A popular business concept has organizations searching for how they can look to the future while still dealing with day-to-day crisis events. These mini and maxi disruptions come from things like weather disasters, fatalities, spills and the like…and suck our resources dry. Those of you who have experienced such career-shaking times know that pretty much all non-crisis activities and plans cease while you are in the midst of the moment—which seems like it will never end!
When I was a young boy, I marveled at the time and effort my mother put into her annual spring-cleaning. Mom planned a great deal – shopping for her supplies early to make sure that she never had to start and stop once she got moving. And mom was really focused on every detail of cleaning the windows, walls, floors, and all of the furniture.

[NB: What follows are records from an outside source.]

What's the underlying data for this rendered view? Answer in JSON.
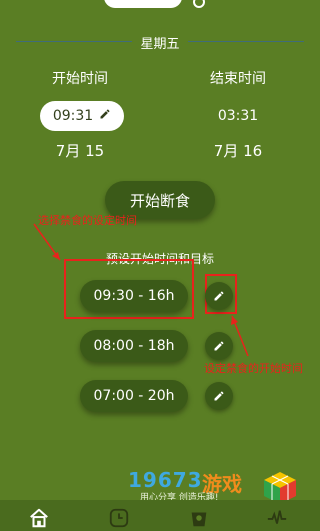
{
  "header": {
    "day": "星期五"
  },
  "start": {
    "label": "开始时间",
    "time": "09:31",
    "date": "7月 15"
  },
  "end": {
    "label": "结束时间",
    "time": "03:31",
    "date": "7月 16"
  },
  "action": {
    "start_fast_label": "开始断食"
  },
  "presets": {
    "title": "预设开始时间和目标",
    "items": [
      {
        "label": "09:30 - 16h"
      },
      {
        "label": "08:00 - 18h"
      },
      {
        "label": "07:00 - 20h"
      }
    ]
  },
  "annotations": {
    "select_preset": "选择禁食的设定时间",
    "set_start": "设定禁食的开始时间"
  },
  "watermark": {
    "number": "19673",
    "game": "游戏",
    "slogan": "用心分享 创造乐趣!"
  },
  "nav": {
    "items": [
      "home-icon",
      "clock-icon",
      "scale-icon",
      "pulse-icon"
    ]
  },
  "colors": {
    "background": "#5a7e24",
    "button": "#3b5a18",
    "annotation_red": "#e8231c"
  }
}
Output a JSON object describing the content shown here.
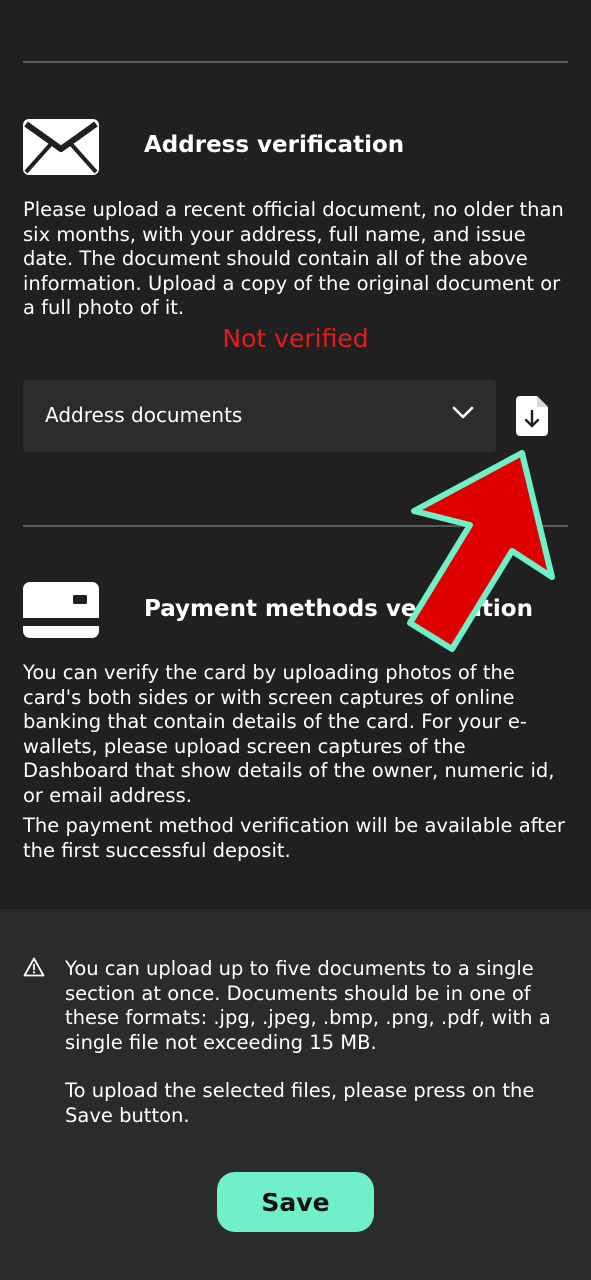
{
  "address_section": {
    "icon": "envelope-icon",
    "title": "Address verification",
    "description": "Please upload a recent official document, no older than six months, with your address, full name, and issue date. The document should contain all of the above information. Upload a copy of the original document or a full photo of it.",
    "status": "Not verified",
    "status_color": "#e11d1d",
    "document_select": {
      "value": "Address documents"
    },
    "upload_icon": "file-download-icon"
  },
  "payment_section": {
    "icon": "credit-card-icon",
    "title": "Payment methods verification",
    "description": "You can verify the card by uploading photos of the card's both sides or with screen captures of online banking that contain details of the card. For your e-wallets, please upload screen captures of the Dashboard that show details of the owner, numeric id, or email address.",
    "availability_note": "The payment method verification will be available after the first successful deposit."
  },
  "upload_notice": {
    "icon": "warning-icon",
    "text": "You can upload up to five documents to a single section at once. Documents should be in one of these formats: .jpg, .jpeg, .bmp, .png, .pdf, with a single file not exceeding 15 MB.",
    "save_hint": "To upload the selected files, please press on the Save button."
  },
  "save_button": {
    "label": "Save",
    "color": "#6ff0c8"
  },
  "overlay": {
    "icon": "pointer-arrow-icon",
    "color": "#e00000",
    "outline_color": "#6ff0c8"
  }
}
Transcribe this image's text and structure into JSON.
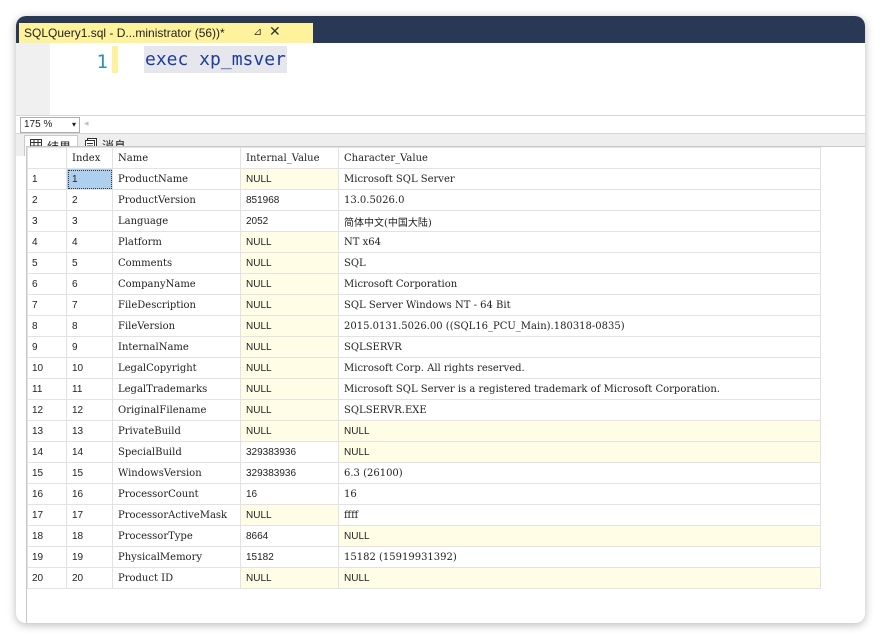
{
  "tab": {
    "title": "SQLQuery1.sql - D...ministrator (56))*",
    "pin": "⊿",
    "close": "✕"
  },
  "editor": {
    "line_number": "1",
    "code": "exec xp_msver"
  },
  "zoom": {
    "value": "175 %",
    "arrow": "▾",
    "scroll_left": "◂"
  },
  "results_tabs": [
    {
      "label": "结果",
      "icon": "grid-icon"
    },
    {
      "label": "消息",
      "icon": "messages-icon"
    }
  ],
  "grid": {
    "columns": [
      "",
      "Index",
      "Name",
      "Internal_Value",
      "Character_Value"
    ],
    "rows": [
      [
        "1",
        "1",
        "ProductName",
        "NULL",
        "Microsoft SQL Server"
      ],
      [
        "2",
        "2",
        "ProductVersion",
        "851968",
        "13.0.5026.0"
      ],
      [
        "3",
        "3",
        "Language",
        "2052",
        "简体中文(中国大陆)"
      ],
      [
        "4",
        "4",
        "Platform",
        "NULL",
        "NT x64"
      ],
      [
        "5",
        "5",
        "Comments",
        "NULL",
        "SQL"
      ],
      [
        "6",
        "6",
        "CompanyName",
        "NULL",
        "Microsoft Corporation"
      ],
      [
        "7",
        "7",
        "FileDescription",
        "NULL",
        "SQL Server Windows NT - 64 Bit"
      ],
      [
        "8",
        "8",
        "FileVersion",
        "NULL",
        "2015.0131.5026.00 ((SQL16_PCU_Main).180318-0835)"
      ],
      [
        "9",
        "9",
        "InternalName",
        "NULL",
        "SQLSERVR"
      ],
      [
        "10",
        "10",
        "LegalCopyright",
        "NULL",
        "Microsoft Corp. All rights reserved."
      ],
      [
        "11",
        "11",
        "LegalTrademarks",
        "NULL",
        "Microsoft SQL Server is a registered trademark of Microsoft Corporation."
      ],
      [
        "12",
        "12",
        "OriginalFilename",
        "NULL",
        "SQLSERVR.EXE"
      ],
      [
        "13",
        "13",
        "PrivateBuild",
        "NULL",
        "NULL"
      ],
      [
        "14",
        "14",
        "SpecialBuild",
        "329383936",
        "NULL"
      ],
      [
        "15",
        "15",
        "WindowsVersion",
        "329383936",
        "6.3 (26100)"
      ],
      [
        "16",
        "16",
        "ProcessorCount",
        "16",
        "16"
      ],
      [
        "17",
        "17",
        "ProcessorActiveMask",
        "NULL",
        "            ffff"
      ],
      [
        "18",
        "18",
        "ProcessorType",
        "8664",
        "NULL"
      ],
      [
        "19",
        "19",
        "PhysicalMemory",
        "15182",
        "15182 (15919931392)"
      ],
      [
        "20",
        "20",
        "Product ID",
        "NULL",
        "NULL"
      ]
    ]
  },
  "colors": {
    "tabbar_bg": "#293955",
    "active_tab_bg": "#fff29d",
    "null_cell_bg": "#fffde6",
    "selected_cell_bg": "#aecfee",
    "keyword_color": "#1f3c9a"
  }
}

For the record, I’m against euphemisms; I believe masking the inadequacies or social stigma of one state by calling it something else is wrong-headed and pathetic. I’ve been called a lot of things, but politically correct isn’t one of them.
Safety professionals protect working class employees in countries all around the world. In every situation, we touch the lives of people who labor daily for an hourly wage. Industries, technologies and risks may change, but a common factor remains: men, women (and children) who work the front line, producing what the rest of the world purchases.
I like Subway and a few times a month I eat there. But there’s one location I no longer visit. Here’s why. There’s a young worker who is impolite, very impersonal, and at times, just downright mean and nasty. She certainly takes the “customer” out of “customer service.” I stopped going there because it’s a negative experience and I have alternatives.
There is only one fundamental goal in vehicle control for driving excellence whether it is for performance and racing, fuel economy and reduced wear and tear or enhanced safety. That goal is: drive with smoothness and finesse.
It’s long been a beef with safety and health pros that senior leaders, with the rare exception, just don’t get safety. Business bosses don’t study it in business school, and since safety is a cost center and not a profit generator, leadership spends little time studying safety issues. Health issues, with their more delayed consequences and debatable connection to worker lifestyle issues (smoking, obesity, alcohol and drug abuse) are even further off the executive radar screen.
Occupational safety regulation needs to emerge from the 19th century concept that employers have to right to privately injure employees, and instead use the sunshine of modern public transparency to spotlight employer’s risk based safety performance.
The current administration looks to Saul Alinsky’s “Twelve Rules for Radicals” for their guidance. OSHA has now stepped in this direction and away from safety principles. Their first foray was the Shaming Press Releases.